- In patients with comorbid depression and heart failure (HF), a blended collaborative care model improved health-related QoL (HRQoL) and reduced mood symptoms better than usual care in the Hopeful Heart study.
Why this matters
- Depression in patients with HF highly underdiagnosed and undertreated.
- The blended care model included weekly team meetings with a psychiatrist, cardiologist, internist, and nurses; the collaborative model included a cardiologist, internist, and nurses.
- A care manager telephoned each patient every 2 weeks to evaluate care and monitor treatment response.
- 629 patients with comorbid depression and HF were followed for 12 months.
- Outcomes were assessed using the Mental Component of the Short-Form 12 Health Survey (SF-12 MCS) and PROMIS Depression scales.
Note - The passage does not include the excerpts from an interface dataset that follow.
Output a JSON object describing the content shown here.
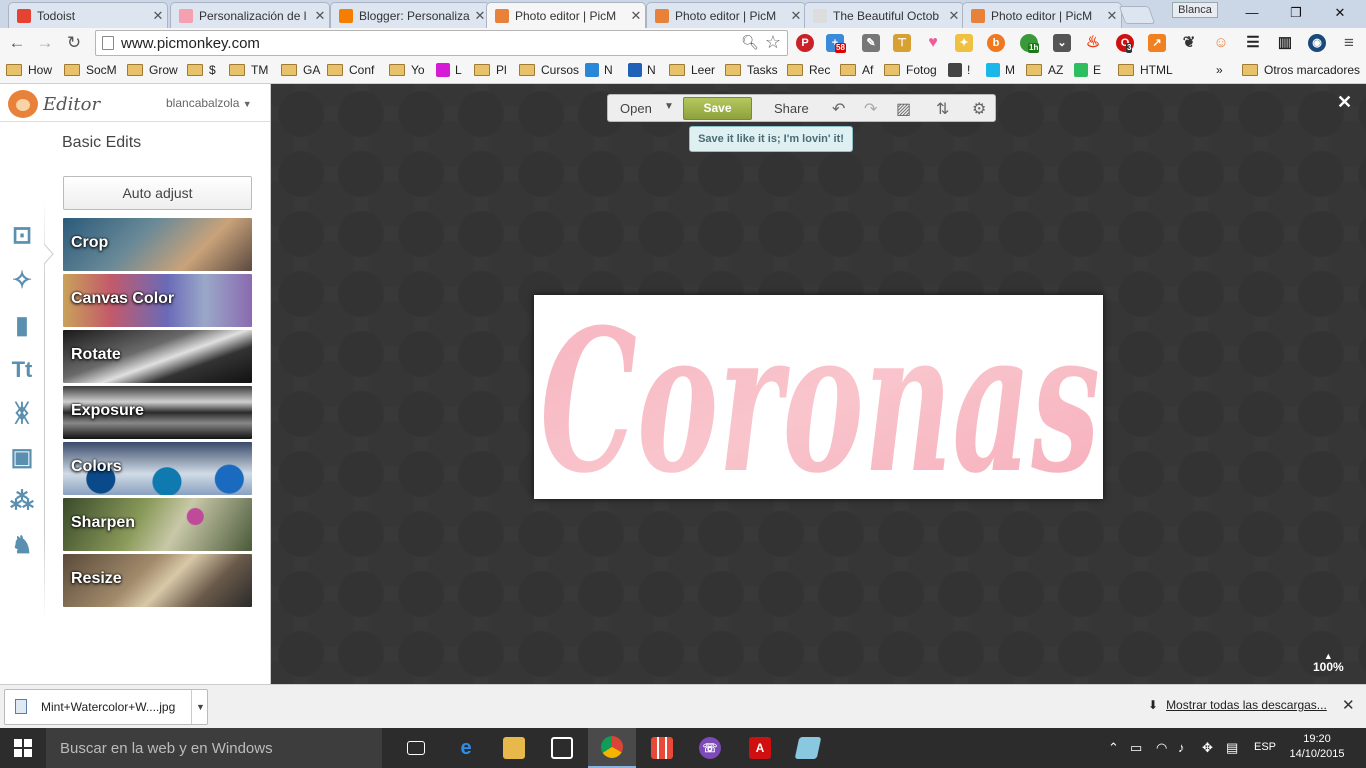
{
  "tabs": [
    {
      "title": "Todoist",
      "color": "#e44332"
    },
    {
      "title": "Personalización de l",
      "color": "#f4a0b0"
    },
    {
      "title": "Blogger: Personaliza",
      "color": "#f57d00"
    },
    {
      "title": "Photo editor | PicM",
      "color": "#e8823a",
      "active": true
    },
    {
      "title": "Photo editor | PicM",
      "color": "#e8823a"
    },
    {
      "title": "The Beautiful Octob",
      "color": "#dddddd"
    },
    {
      "title": "Photo editor | PicM",
      "color": "#e8823a"
    }
  ],
  "profile_name": "Blanca",
  "url": "www.picmonkey.com",
  "extension_badges": {
    "badge_1": "58",
    "badge_2": "1h",
    "badge_3": "3"
  },
  "bookmarks": [
    {
      "label": "How",
      "type": "folder"
    },
    {
      "label": "SocM",
      "type": "folder"
    },
    {
      "label": "Grow",
      "type": "folder"
    },
    {
      "label": "$",
      "type": "folder"
    },
    {
      "label": "TM",
      "type": "folder"
    },
    {
      "label": "GA",
      "type": "folder"
    },
    {
      "label": "Conf",
      "type": "folder"
    },
    {
      "label": "Yo",
      "type": "folder"
    },
    {
      "label": "L",
      "type": "site",
      "color": "#d61bd6"
    },
    {
      "label": "Pl",
      "type": "folder"
    },
    {
      "label": "Cursos",
      "type": "folder"
    },
    {
      "label": "N",
      "type": "site",
      "color": "#2a86d6"
    },
    {
      "label": "N",
      "type": "site",
      "color": "#2061b8"
    },
    {
      "label": "Leer",
      "type": "folder"
    },
    {
      "label": "Tasks",
      "type": "folder"
    },
    {
      "label": "Rec",
      "type": "folder"
    },
    {
      "label": "Af",
      "type": "folder"
    },
    {
      "label": "Fotog",
      "type": "folder"
    },
    {
      "label": "!",
      "type": "site",
      "color": "#444444"
    },
    {
      "label": "M",
      "type": "site",
      "color": "#1ab7ea"
    },
    {
      "label": "AZ",
      "type": "folder"
    },
    {
      "label": "E",
      "type": "site",
      "color": "#2dbe60"
    },
    {
      "label": "HTML",
      "type": "folder"
    }
  ],
  "bookmarks_more": "»",
  "other_bookmarks": "Otros marcadores",
  "editor": {
    "logo_text": "Editor",
    "username": "blancabalzola",
    "section_title": "Basic Edits",
    "auto_adjust_label": "Auto adjust",
    "tools": [
      {
        "label": "Crop",
        "bg": "linear-gradient(135deg,#2b5a7a,#6a8a98 40%,#c9a27a 70%,#5a4a40)"
      },
      {
        "label": "Canvas Color",
        "bg": "linear-gradient(90deg,#c9a25a,#c35a6a 25%,#6a6ab8 55%,#9aa8c8 75%,#8a6ab0)"
      },
      {
        "label": "Rotate",
        "bg": "linear-gradient(160deg,#1a1a1a,#6a6a6a 40%,#e0e0e0 55%,#333 70%,#111)"
      },
      {
        "label": "Exposure",
        "bg": "linear-gradient(180deg,#3a3a3a,#cfcfcf 30%,#2a2a2a 50%,#888 70%,#111)"
      },
      {
        "label": "Colors",
        "bg": "radial-gradient(circle at 20% 70%,#0a4a8a 0 14px,transparent 15px),radial-gradient(circle at 55% 75%,#0e7ab0 0 14px,transparent 15px),radial-gradient(circle at 88% 70%,#1a6ac0 0 14px,transparent 15px),linear-gradient(#3a4a6a,#d0dbe6 60%,#8aa0c0)"
      },
      {
        "label": "Sharpen",
        "bg": "radial-gradient(circle at 70% 35%,#c04a9a 0 8px,transparent 9px),linear-gradient(120deg,#3a4a2a,#8a9a5a 40%,#c8c8a8 60%,#4a5a3a)"
      },
      {
        "label": "Resize",
        "bg": "linear-gradient(135deg,#5a4a3a,#a08a6a 40%,#d8c8a8 55%,#6a5a4a 75%,#2a2a2a)"
      }
    ],
    "open_label": "Open",
    "save_label": "Save",
    "share_label": "Share",
    "tooltip": "Save it like it is;  I'm lovin' it!",
    "zoom_level": "100%",
    "photo_text": "Coronas"
  },
  "download": {
    "filename": "Mint+Watercolor+W....jpg",
    "show_all": "Mostrar todas las descargas..."
  },
  "taskbar": {
    "search_placeholder": "Buscar en la web y en Windows",
    "language": "ESP",
    "time": "19:20",
    "date": "14/10/2015"
  }
}
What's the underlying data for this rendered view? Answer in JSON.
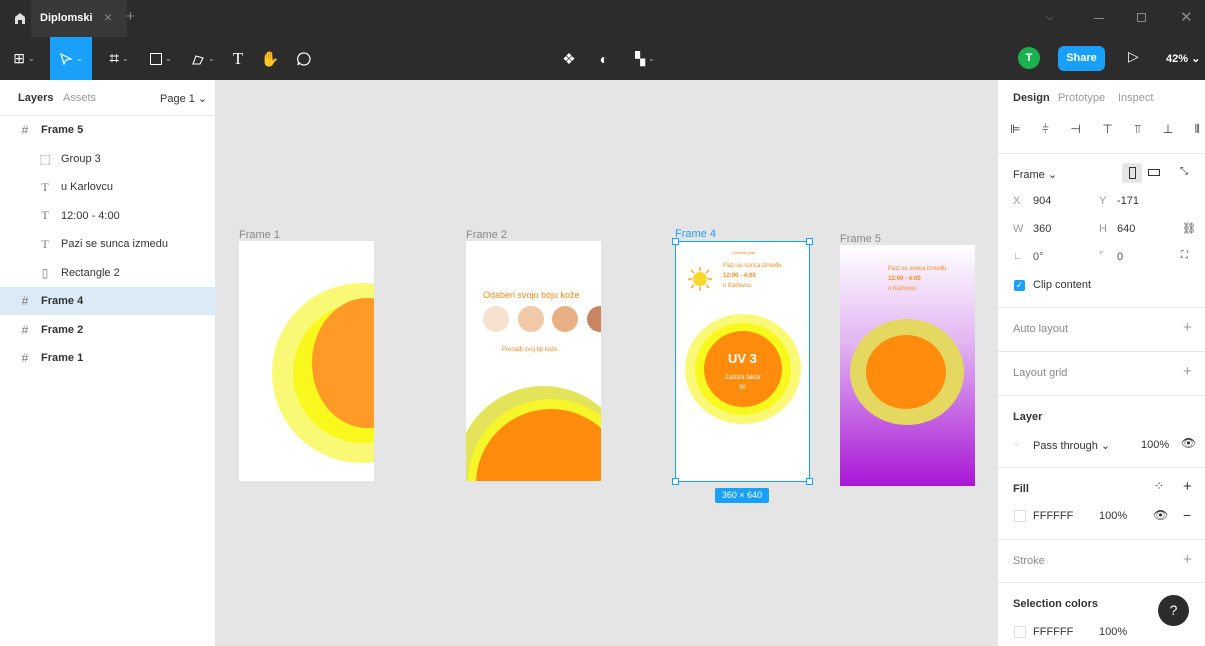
{
  "title": {
    "tab_name": "Diplomski",
    "close": "×",
    "plus": "+"
  },
  "toolbar": {
    "text_tool": "T",
    "share": "Share",
    "zoom": "42% ⌄",
    "avatar": "T",
    "play": "▷"
  },
  "layers_panel": {
    "tab_layers": "Layers",
    "tab_assets": "Assets",
    "page": "Page 1 ⌄",
    "items": [
      {
        "name": "Frame 5",
        "icon": "#",
        "level": 0,
        "bold": true
      },
      {
        "name": "Group 3",
        "icon": "⬚",
        "level": 1
      },
      {
        "name": "u Karlovcu",
        "icon": "T",
        "level": 1
      },
      {
        "name": "12:00 - 4:00",
        "icon": "T",
        "level": 1
      },
      {
        "name": "Pazi se sunca izmedu",
        "icon": "T",
        "level": 1
      },
      {
        "name": "Rectangle 2",
        "icon": "▯",
        "level": 1
      },
      {
        "name": "Frame 4",
        "icon": "#",
        "level": 0,
        "bold": true,
        "selected": true
      },
      {
        "name": "Frame 2",
        "icon": "#",
        "level": 0,
        "bold": true
      },
      {
        "name": "Frame 1",
        "icon": "#",
        "level": 0,
        "bold": true
      }
    ]
  },
  "canvas": {
    "frame1_label": "Frame 1",
    "frame2_label": "Frame 2",
    "frame4_label": "Frame 4",
    "frame5_label": "Frame 5",
    "frame2_title": "Odaberi svoju boju kože",
    "frame2_link": "Pronađi svoj tip kože",
    "frame4_top": "Odaberi grad",
    "frame4_line1": "Pazi se sunca između",
    "frame4_line2": "12:00 - 4:00",
    "frame4_line3": "u Karlovcu",
    "frame4_uv": "UV 3",
    "frame4_factor1": "Zaštitni faktor",
    "frame4_factor2": "30",
    "frame5_line1": "Pazi se sunca između",
    "frame5_line2": "12:00 - 4:00",
    "frame5_line3": "u Karlovcu",
    "size_badge": "360 × 640"
  },
  "design_panel": {
    "tab_design": "Design",
    "tab_prototype": "Prototype",
    "tab_inspect": "Inspect",
    "frame_label": "Frame ⌄",
    "x_label": "X",
    "x_value": "904",
    "y_label": "Y",
    "y_value": "-171",
    "w_label": "W",
    "w_value": "360",
    "h_label": "H",
    "h_value": "640",
    "rotation": "0°",
    "radius": "0",
    "clip_content": "Clip content",
    "auto_layout": "Auto layout",
    "layout_grid": "Layout grid",
    "layer": "Layer",
    "blend": "Pass through ⌄",
    "opacity": "100%",
    "fill": "Fill",
    "fill_hex": "FFFFFF",
    "fill_opacity": "100%",
    "stroke": "Stroke",
    "selection_colors": "Selection colors",
    "sel_hex": "FFFFFF",
    "sel_opacity": "100%",
    "help": "?"
  },
  "colors": {
    "accent": "#18a0fb",
    "selected_row": "#daebf7",
    "orange": "#ff8c0d",
    "yellow": "#f9f93d"
  }
}
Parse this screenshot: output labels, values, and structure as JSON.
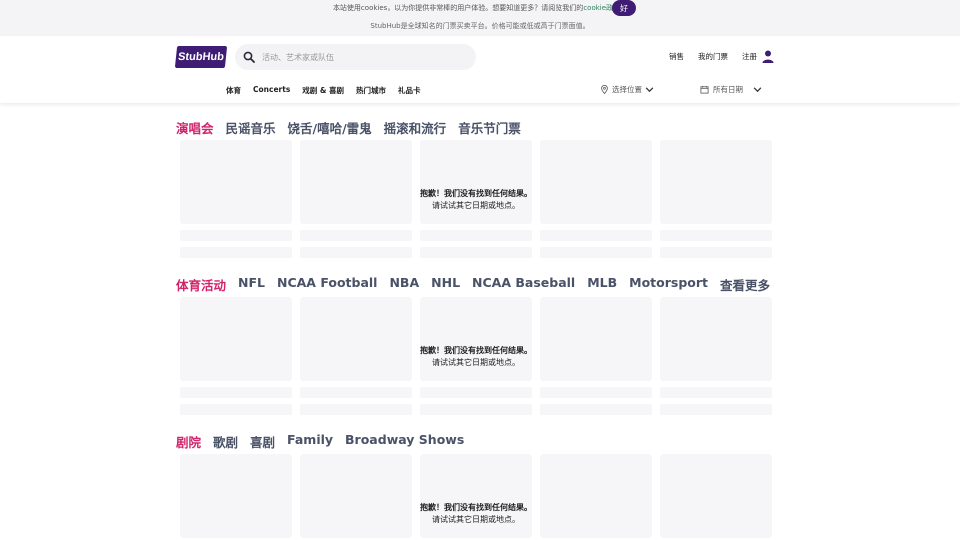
{
  "cookie": {
    "text_before": "本站使用cookies，以为你提供非常棒的用户体验。想要知道更多？请阅览我们的",
    "link": "cookie政策",
    "text_after": "。",
    "ok_label": "好"
  },
  "notice": {
    "text": "StubHub是全球知名的门票买卖平台。价格可能或低或高于门票面值。"
  },
  "header": {
    "logo_text": "StubHub",
    "search_placeholder": "活动、艺术家或队伍",
    "links": {
      "sell": "销售",
      "my_tickets": "我的门票",
      "signup": "注册"
    }
  },
  "nav": {
    "items": [
      "体育",
      "Concerts",
      "戏剧 & 喜剧",
      "热门城市",
      "礼品卡"
    ]
  },
  "filters": {
    "location": "选择位置",
    "date": "所有日期"
  },
  "sections": [
    {
      "categories": [
        "演唱会",
        "民谣音乐",
        "饶舌/嘻哈/雷鬼",
        "摇滚和流行",
        "音乐节门票"
      ]
    },
    {
      "categories": [
        "体育活动",
        "NFL",
        "NCAA Football",
        "NBA",
        "NHL",
        "NCAA Baseball",
        "MLB",
        "Motorsport",
        "查看更多"
      ]
    },
    {
      "categories": [
        "剧院",
        "歌剧",
        "喜剧",
        "Family",
        "Broadway Shows"
      ]
    }
  ],
  "empty_state": {
    "line1": "抱歉！我们没有找到任何结果。",
    "line2": "请试试其它日期或地点。"
  },
  "colors": {
    "brand": "#3f1d74",
    "accent": "#d0246b",
    "link_green": "#2d7f5d"
  }
}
- The blended care model improved HRQoL (effect size [ES], 0.34; P=.002) and decreased mood symptoms (ES, 0.47; P<.0001 better than usual care after months of follow-up.>
- The blended care model decreased mood symptoms more than collaborative care alone (ES, 0.24; P=.006) after 12 months of follow-up.
- Single-site study.
- Health information privacy concerns (HIPPA).
- "Depression is highly comorbid with HF and associated with worse self-reported function and HRQoL. More effective treatments for depression are needed," said Bruce Rollman, MD, MPH, professor of medicine at the University of Pittsburgh Medical Center, Pittsburgh. He was not a participant in the trial.